> Okay, well, maybe I'm just ill informed (most of my infomation comes from
> Discovery Channel and the Newspaper.)
> Anyway, I'll lay it out;
> What possibilities would there be of an "Ice Age" (or several of them)
> during the course of the Jurassic and Cretacious?
Less than that of several huge meteorites bumping down during that time.
We'd expect some evidence for ice ages, such as evidence for globally low
sea levels (on the contrary, they were crazily high most of the time),
evidence for glaciers ("polished" rocks and tillites = the rock debris that
glaciers transport and deposit somewhere) and evidence for low sea
temperatures (on the contrary, the seas were all warm down to great depths,
and at least sometimes the Canadian Arctic were nearly tropical).
> It just strikes me as odd
> that landbound creatures would develope feathers for the purpose of
> handling their body temperatures (since they probably weren't using them
> fly) when scales would suffice (assuming it was continually warm.)
There are other ideas, such as feathers originating as a disposal site for
excess sulfur-rich protein... though I won't start that discussion again
before I know what taurocholin exactly is and whether birds can produce it.
Check the archives of IIRC March 2001 for "Feathers for S excretion" if
> The other thing that bothers me is this Bering Strait. In more recent
> the only time North America and Asia have been connected was during an ice
> age; now, while it's equally likely that there was a large rock formation
> between the two continents, that would basically mean that there was a
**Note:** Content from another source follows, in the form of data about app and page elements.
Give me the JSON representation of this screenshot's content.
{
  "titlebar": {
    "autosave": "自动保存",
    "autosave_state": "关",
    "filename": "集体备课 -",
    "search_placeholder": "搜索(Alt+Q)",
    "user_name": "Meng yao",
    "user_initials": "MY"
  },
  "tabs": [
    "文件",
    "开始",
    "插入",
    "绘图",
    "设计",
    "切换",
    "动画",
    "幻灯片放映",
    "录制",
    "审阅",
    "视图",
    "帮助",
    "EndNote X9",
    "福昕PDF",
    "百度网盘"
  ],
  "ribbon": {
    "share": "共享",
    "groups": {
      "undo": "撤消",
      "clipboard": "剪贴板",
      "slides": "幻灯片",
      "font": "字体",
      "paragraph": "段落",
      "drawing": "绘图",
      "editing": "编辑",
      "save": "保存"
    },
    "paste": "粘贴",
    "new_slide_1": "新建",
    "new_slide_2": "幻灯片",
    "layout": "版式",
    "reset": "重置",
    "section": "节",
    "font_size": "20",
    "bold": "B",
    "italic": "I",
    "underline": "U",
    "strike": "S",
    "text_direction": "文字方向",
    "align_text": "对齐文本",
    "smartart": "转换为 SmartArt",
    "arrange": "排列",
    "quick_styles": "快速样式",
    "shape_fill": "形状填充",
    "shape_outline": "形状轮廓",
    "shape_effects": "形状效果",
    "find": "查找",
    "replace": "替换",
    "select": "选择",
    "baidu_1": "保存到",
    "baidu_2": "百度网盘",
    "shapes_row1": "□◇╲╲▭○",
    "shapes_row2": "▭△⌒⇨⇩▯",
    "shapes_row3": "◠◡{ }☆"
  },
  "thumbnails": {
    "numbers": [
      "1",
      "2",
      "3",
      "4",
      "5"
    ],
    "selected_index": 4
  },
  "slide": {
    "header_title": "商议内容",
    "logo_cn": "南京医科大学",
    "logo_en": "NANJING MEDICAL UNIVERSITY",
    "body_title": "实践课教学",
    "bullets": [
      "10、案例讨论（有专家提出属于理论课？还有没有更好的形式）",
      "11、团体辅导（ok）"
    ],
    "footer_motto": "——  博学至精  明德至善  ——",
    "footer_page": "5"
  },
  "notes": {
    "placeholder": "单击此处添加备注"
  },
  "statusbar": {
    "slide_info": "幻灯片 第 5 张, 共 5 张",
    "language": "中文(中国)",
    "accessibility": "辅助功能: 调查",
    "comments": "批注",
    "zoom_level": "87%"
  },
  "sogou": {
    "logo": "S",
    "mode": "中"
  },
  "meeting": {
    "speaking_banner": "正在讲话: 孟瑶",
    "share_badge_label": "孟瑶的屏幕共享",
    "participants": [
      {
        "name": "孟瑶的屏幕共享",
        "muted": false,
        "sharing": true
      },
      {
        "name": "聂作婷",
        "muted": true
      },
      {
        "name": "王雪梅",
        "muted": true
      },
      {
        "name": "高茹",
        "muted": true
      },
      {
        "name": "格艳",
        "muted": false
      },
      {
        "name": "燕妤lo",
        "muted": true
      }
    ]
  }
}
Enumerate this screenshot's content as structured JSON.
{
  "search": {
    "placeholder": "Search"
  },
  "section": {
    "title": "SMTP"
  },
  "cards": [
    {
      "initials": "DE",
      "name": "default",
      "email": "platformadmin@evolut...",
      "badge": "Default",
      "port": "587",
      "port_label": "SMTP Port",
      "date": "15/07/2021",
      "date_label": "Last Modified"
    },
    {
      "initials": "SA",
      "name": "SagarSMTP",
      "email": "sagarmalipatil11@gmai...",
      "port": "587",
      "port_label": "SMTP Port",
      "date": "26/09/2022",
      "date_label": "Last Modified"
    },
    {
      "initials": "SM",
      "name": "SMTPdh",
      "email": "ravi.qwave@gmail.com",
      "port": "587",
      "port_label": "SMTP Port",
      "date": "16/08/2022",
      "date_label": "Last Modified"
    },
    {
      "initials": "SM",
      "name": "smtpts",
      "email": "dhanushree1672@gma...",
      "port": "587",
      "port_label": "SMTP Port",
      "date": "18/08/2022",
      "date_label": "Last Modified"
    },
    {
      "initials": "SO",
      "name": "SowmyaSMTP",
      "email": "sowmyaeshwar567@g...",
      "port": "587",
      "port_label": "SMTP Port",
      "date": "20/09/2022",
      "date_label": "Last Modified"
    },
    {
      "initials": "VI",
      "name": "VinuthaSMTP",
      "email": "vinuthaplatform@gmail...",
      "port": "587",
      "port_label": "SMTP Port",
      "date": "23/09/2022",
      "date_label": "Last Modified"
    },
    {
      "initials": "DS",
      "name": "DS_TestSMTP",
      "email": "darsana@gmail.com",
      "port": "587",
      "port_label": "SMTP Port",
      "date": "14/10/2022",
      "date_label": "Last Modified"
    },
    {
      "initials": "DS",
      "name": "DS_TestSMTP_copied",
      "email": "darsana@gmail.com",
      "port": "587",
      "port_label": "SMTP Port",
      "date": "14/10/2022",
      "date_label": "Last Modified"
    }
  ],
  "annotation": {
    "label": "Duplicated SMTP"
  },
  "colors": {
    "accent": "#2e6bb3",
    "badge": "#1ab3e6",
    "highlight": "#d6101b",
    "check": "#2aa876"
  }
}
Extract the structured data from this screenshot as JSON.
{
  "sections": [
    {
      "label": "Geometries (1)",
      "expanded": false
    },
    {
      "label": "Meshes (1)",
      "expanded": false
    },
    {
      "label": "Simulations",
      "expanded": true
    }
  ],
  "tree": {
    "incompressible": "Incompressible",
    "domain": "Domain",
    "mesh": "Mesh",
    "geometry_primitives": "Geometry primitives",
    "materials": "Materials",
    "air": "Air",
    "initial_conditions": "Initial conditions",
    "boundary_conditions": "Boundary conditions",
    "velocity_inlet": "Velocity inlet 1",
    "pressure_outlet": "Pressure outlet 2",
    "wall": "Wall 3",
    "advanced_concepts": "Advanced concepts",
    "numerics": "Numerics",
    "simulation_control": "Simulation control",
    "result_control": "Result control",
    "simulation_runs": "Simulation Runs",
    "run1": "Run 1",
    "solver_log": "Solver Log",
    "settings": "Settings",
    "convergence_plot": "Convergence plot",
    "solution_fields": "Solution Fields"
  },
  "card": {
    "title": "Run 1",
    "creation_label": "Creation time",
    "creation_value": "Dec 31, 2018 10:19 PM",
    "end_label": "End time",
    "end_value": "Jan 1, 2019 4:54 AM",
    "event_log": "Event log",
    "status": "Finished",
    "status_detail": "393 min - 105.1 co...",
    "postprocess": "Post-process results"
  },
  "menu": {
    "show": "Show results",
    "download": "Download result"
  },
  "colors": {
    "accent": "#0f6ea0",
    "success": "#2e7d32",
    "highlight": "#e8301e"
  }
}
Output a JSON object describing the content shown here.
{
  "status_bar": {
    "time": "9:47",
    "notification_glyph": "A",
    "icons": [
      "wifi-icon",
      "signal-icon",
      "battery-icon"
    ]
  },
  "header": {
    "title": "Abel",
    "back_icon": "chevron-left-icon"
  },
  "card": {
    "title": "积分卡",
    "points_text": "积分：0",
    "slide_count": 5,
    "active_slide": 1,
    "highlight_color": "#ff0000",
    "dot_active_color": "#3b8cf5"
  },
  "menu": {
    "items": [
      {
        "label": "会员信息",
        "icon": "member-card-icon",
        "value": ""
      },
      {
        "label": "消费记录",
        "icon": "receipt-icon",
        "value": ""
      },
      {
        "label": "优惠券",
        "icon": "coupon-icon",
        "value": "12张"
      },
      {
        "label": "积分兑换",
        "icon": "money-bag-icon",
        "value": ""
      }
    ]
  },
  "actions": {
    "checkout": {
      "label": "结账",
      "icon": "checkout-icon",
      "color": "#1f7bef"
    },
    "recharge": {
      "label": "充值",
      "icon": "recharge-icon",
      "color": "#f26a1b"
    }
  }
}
> constant flow of migrations between the two continents (which we don't
> to see that frequently either.)
The paleogeography of that area is largely unknown. What is known is that
there are several microcontinents involved, as well as lots of stuff scraped
off the Pacific floor, and that it must have been quite chaotic.
> Some other things I was thinking was an Ice Age could explain the rise of
> the gigantic sauropods. Think about it; if you're going to have large
> quantities of creatures ranging from 30-90 ft in length, you are going to
> need a HUGE expanse of land,
Well... wasn't there enough land?
> and imagine a 20 ton Sauropod trying to cool
> off on a hot day?
That's one reason they had AIR SACS. More air than bone in the vertebrae of
especially the big forms.
> The last thing that bothers me is the migration patterns of the
> It seems they were migrating (or spread out, at least) between Australia,
> Antartica, North and South America, and probably Asia (I'm not sure if any
> have been found in Asia.) Now, it would make more sense that these intense
> migrations were possible due to the land bridges that would be above sea
> level due to expanding ice caps.
They were surely capable of swimming... island-hopping, I mean.
Hadrosaurs in Australia are totally news to me. On the other hand, several
have been found in Asia (?*Saurolophus*, *Barsboldia*, *Tanius*,
*Tsintaosaurus*, *Charonosaurus*... check out http://dinosauricon.com for
No evidence for routine migrations between continents -- the species at
least are all known from only one continent.